AIM OF THE TASK:
Some lines in the entries contain the word "JSON". Copy all of them.

(Interface dataset entries)
--*--

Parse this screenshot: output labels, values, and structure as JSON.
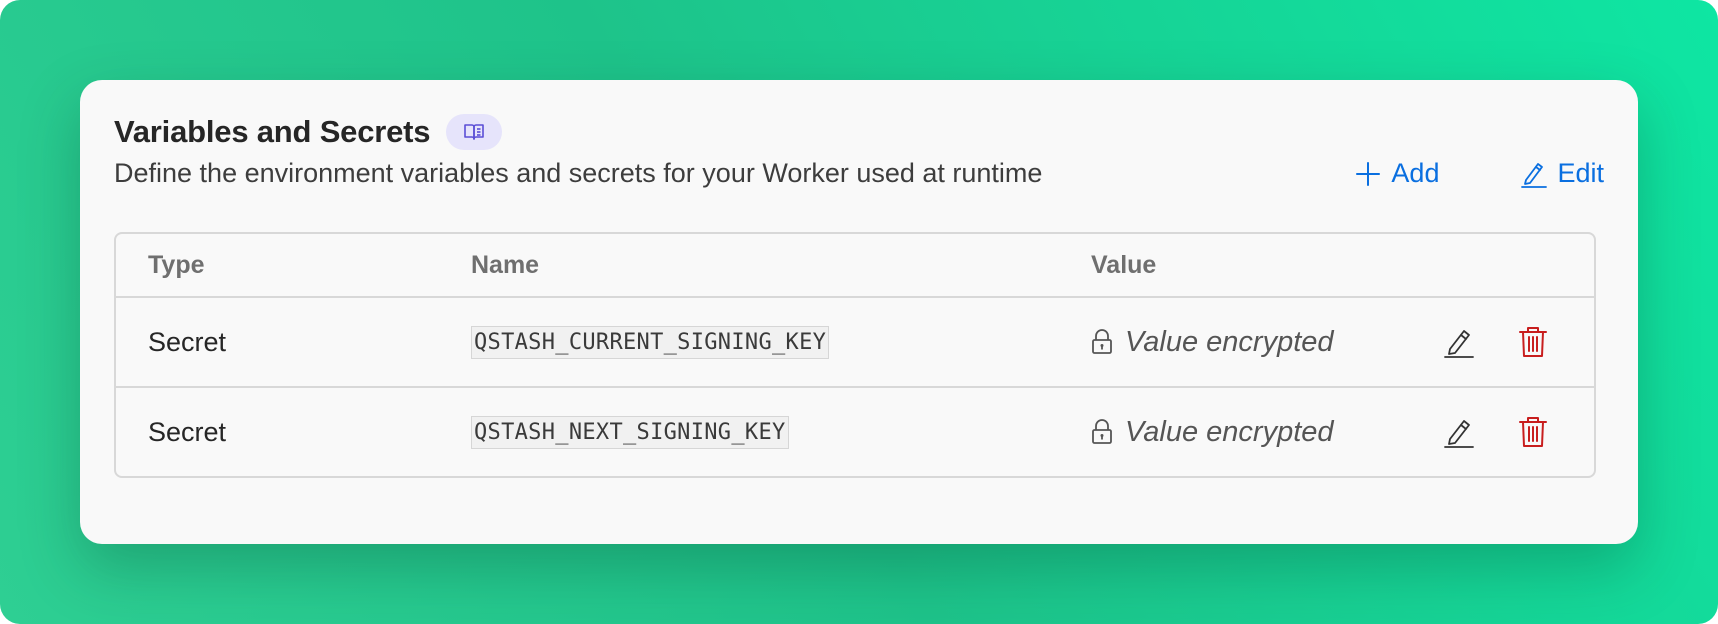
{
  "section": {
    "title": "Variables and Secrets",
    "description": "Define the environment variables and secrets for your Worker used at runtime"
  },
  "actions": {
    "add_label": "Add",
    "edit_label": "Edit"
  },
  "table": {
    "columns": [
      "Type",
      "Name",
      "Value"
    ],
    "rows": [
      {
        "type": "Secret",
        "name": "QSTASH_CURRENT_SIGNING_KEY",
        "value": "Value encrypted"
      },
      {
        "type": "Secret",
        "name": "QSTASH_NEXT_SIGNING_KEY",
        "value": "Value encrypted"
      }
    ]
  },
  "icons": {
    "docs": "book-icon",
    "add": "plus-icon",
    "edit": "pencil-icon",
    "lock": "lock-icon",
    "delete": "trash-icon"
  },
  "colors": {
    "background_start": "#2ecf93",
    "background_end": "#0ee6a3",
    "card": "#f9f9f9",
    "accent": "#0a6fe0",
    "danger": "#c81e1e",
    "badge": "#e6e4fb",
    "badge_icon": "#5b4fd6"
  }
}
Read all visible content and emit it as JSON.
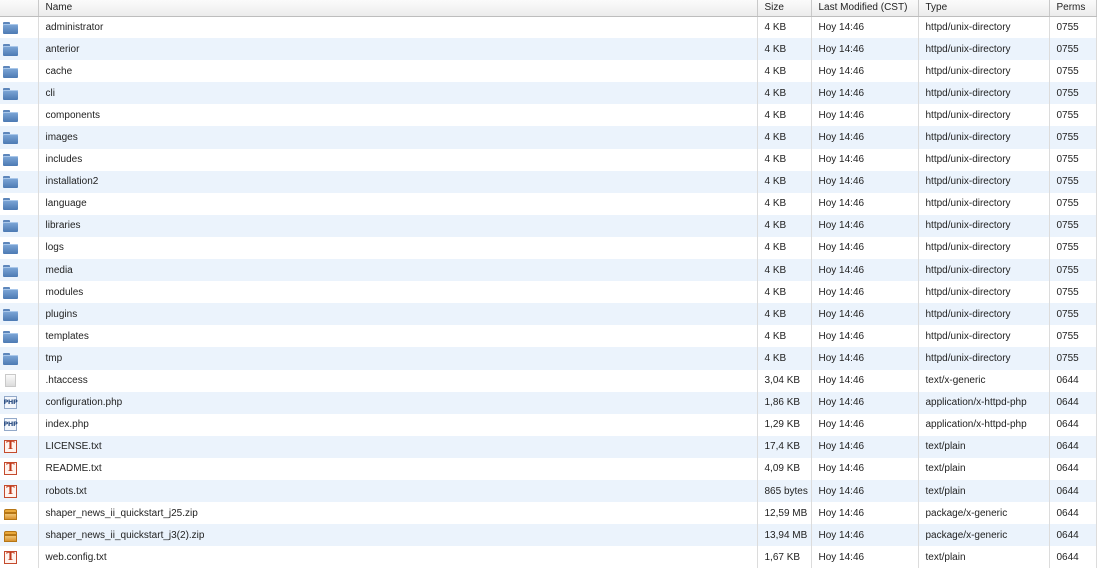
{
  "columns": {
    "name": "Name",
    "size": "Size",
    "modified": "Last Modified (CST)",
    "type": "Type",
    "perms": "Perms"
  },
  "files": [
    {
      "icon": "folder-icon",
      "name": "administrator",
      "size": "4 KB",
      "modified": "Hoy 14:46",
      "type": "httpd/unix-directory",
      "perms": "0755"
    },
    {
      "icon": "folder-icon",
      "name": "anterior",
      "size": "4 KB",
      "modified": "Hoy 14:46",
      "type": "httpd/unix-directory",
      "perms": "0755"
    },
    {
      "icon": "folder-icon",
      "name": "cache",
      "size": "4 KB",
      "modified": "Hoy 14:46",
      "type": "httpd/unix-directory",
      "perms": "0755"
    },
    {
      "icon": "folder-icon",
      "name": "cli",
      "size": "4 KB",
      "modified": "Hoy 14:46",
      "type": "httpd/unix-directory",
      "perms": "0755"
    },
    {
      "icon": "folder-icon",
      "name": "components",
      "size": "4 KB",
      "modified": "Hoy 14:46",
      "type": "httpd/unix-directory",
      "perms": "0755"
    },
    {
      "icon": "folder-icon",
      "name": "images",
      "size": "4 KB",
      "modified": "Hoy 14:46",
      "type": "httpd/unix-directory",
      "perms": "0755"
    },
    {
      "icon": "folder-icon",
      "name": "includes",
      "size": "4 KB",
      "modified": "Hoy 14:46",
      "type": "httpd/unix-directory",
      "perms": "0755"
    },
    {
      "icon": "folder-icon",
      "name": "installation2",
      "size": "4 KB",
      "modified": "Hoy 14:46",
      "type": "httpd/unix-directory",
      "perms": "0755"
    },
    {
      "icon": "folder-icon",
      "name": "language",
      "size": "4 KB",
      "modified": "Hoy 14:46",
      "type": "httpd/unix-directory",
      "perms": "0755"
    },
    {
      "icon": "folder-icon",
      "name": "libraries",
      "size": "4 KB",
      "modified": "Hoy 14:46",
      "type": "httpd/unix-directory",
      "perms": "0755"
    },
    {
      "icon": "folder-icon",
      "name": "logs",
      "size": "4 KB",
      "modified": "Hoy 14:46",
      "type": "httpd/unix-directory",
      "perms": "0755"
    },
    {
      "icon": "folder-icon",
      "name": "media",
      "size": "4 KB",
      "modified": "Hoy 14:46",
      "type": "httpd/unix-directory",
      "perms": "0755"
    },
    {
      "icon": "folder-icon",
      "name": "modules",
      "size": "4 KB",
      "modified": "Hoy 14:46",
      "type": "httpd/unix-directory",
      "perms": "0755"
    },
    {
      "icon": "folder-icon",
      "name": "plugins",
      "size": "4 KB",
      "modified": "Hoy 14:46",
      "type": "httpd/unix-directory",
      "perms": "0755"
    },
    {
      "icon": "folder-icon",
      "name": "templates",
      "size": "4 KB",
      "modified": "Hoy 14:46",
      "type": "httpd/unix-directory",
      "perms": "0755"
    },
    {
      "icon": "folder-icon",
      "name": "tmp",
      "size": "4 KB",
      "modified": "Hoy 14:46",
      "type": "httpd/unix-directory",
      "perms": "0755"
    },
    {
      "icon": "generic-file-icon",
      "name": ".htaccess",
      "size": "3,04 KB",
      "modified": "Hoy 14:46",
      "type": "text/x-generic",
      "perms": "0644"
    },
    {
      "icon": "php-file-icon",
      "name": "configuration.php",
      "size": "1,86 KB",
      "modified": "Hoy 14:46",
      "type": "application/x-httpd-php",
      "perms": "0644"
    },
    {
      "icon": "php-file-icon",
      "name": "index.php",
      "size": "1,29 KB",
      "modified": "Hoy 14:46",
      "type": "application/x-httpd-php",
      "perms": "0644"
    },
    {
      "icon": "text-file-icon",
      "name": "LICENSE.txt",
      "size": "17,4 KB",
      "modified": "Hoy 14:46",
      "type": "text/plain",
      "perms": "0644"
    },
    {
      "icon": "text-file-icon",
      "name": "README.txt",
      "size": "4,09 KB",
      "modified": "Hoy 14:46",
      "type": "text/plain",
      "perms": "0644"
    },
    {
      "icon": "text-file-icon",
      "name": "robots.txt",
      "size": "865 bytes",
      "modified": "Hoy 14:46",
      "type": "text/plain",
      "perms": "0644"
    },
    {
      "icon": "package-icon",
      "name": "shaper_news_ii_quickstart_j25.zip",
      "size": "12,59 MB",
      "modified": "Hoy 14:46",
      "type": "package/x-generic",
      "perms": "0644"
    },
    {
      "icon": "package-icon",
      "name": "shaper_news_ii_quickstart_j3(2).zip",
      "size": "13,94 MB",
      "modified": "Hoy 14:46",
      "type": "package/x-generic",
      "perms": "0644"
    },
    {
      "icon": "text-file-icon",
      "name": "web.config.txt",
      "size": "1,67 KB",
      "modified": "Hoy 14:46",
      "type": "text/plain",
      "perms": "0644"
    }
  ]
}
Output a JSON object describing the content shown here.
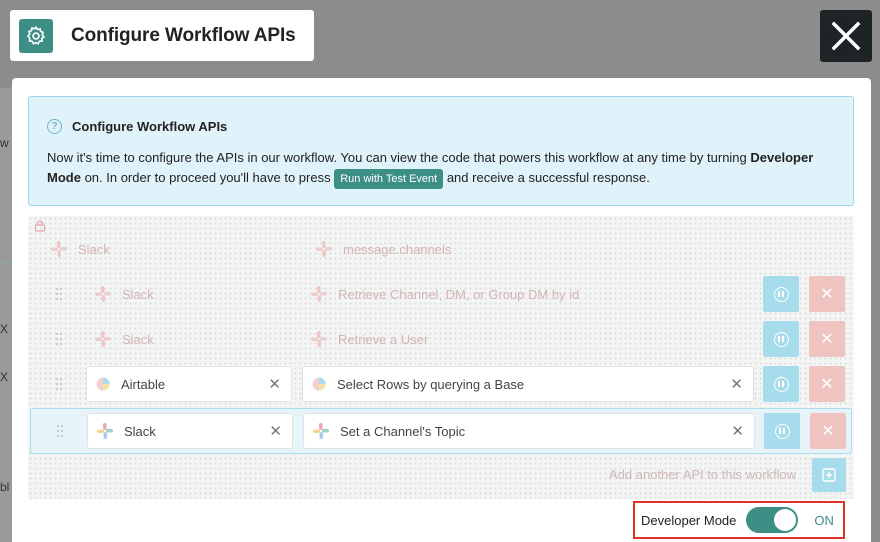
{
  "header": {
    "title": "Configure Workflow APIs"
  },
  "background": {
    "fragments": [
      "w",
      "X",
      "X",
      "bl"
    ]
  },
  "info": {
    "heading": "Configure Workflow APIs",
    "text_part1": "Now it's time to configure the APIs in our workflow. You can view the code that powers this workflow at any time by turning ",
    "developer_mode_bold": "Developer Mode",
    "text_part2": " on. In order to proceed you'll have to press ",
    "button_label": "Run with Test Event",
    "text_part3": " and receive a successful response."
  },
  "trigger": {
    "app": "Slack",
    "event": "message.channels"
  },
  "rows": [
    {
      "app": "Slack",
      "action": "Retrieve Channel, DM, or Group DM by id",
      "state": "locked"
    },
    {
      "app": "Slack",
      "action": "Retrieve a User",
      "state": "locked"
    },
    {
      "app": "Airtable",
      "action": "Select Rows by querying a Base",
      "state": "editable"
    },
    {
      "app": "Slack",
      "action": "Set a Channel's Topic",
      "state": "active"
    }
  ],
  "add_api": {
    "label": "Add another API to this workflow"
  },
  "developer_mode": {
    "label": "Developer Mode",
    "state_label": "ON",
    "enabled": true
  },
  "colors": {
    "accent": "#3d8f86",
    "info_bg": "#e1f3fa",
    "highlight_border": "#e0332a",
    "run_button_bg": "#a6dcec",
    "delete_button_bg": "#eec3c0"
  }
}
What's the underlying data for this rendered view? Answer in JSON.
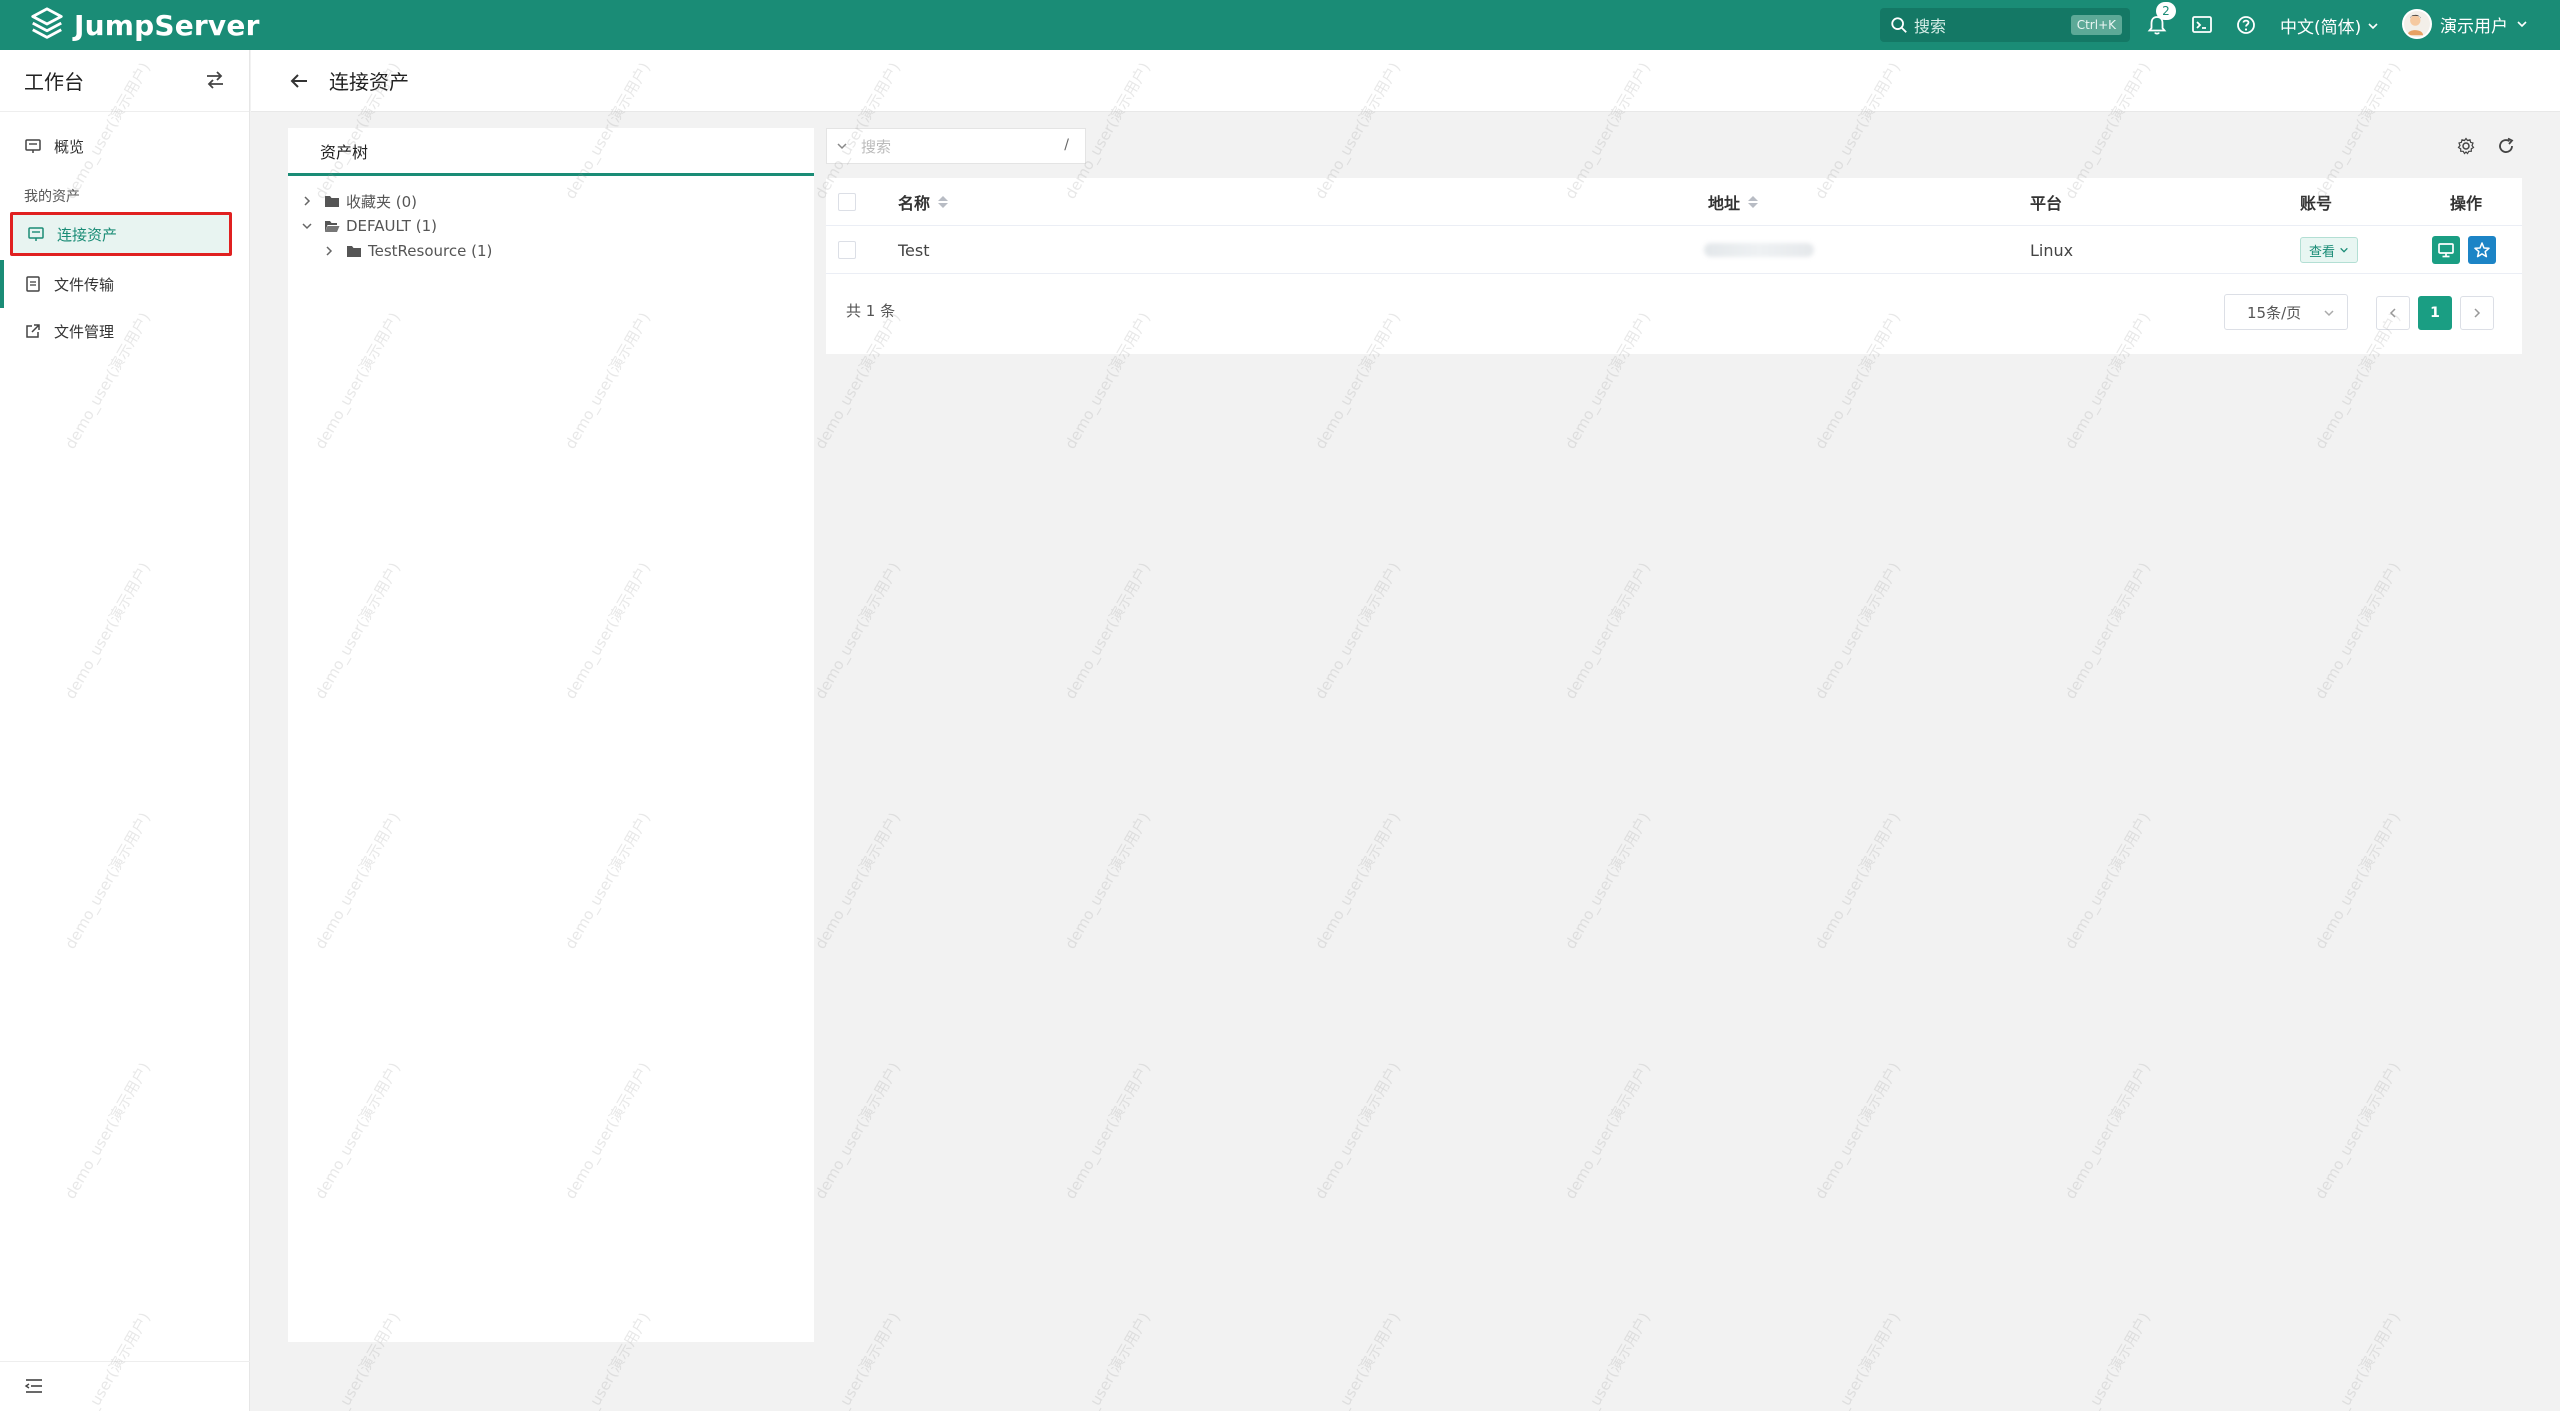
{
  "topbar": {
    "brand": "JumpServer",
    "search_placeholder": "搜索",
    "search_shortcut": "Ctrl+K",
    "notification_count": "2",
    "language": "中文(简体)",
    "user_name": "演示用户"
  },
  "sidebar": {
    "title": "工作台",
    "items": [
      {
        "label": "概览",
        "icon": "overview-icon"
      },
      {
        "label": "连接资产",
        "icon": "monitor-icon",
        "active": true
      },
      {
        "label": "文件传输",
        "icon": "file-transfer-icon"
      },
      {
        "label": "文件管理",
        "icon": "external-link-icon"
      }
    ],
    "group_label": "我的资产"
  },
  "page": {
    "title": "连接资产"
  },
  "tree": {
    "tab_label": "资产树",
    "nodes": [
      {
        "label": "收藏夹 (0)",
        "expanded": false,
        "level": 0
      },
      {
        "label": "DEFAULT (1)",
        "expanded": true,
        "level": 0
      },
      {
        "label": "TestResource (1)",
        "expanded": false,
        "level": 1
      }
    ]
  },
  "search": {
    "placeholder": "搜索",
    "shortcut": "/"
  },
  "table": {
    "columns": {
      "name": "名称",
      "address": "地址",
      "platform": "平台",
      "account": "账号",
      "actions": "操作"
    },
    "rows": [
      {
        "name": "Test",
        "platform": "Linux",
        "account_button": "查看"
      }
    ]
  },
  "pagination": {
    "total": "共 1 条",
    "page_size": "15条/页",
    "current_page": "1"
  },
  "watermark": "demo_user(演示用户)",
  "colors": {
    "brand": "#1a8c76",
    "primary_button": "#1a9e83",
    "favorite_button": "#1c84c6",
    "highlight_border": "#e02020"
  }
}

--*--

WRITTEN RESPONSE:
Parse this screenshot: output labels, values, and structure as JSON.
Read all visible content and emit it as JSON.
Output a JSON object describing the content shown here.
What's the underlying data for this rendered view? Answer in JSON.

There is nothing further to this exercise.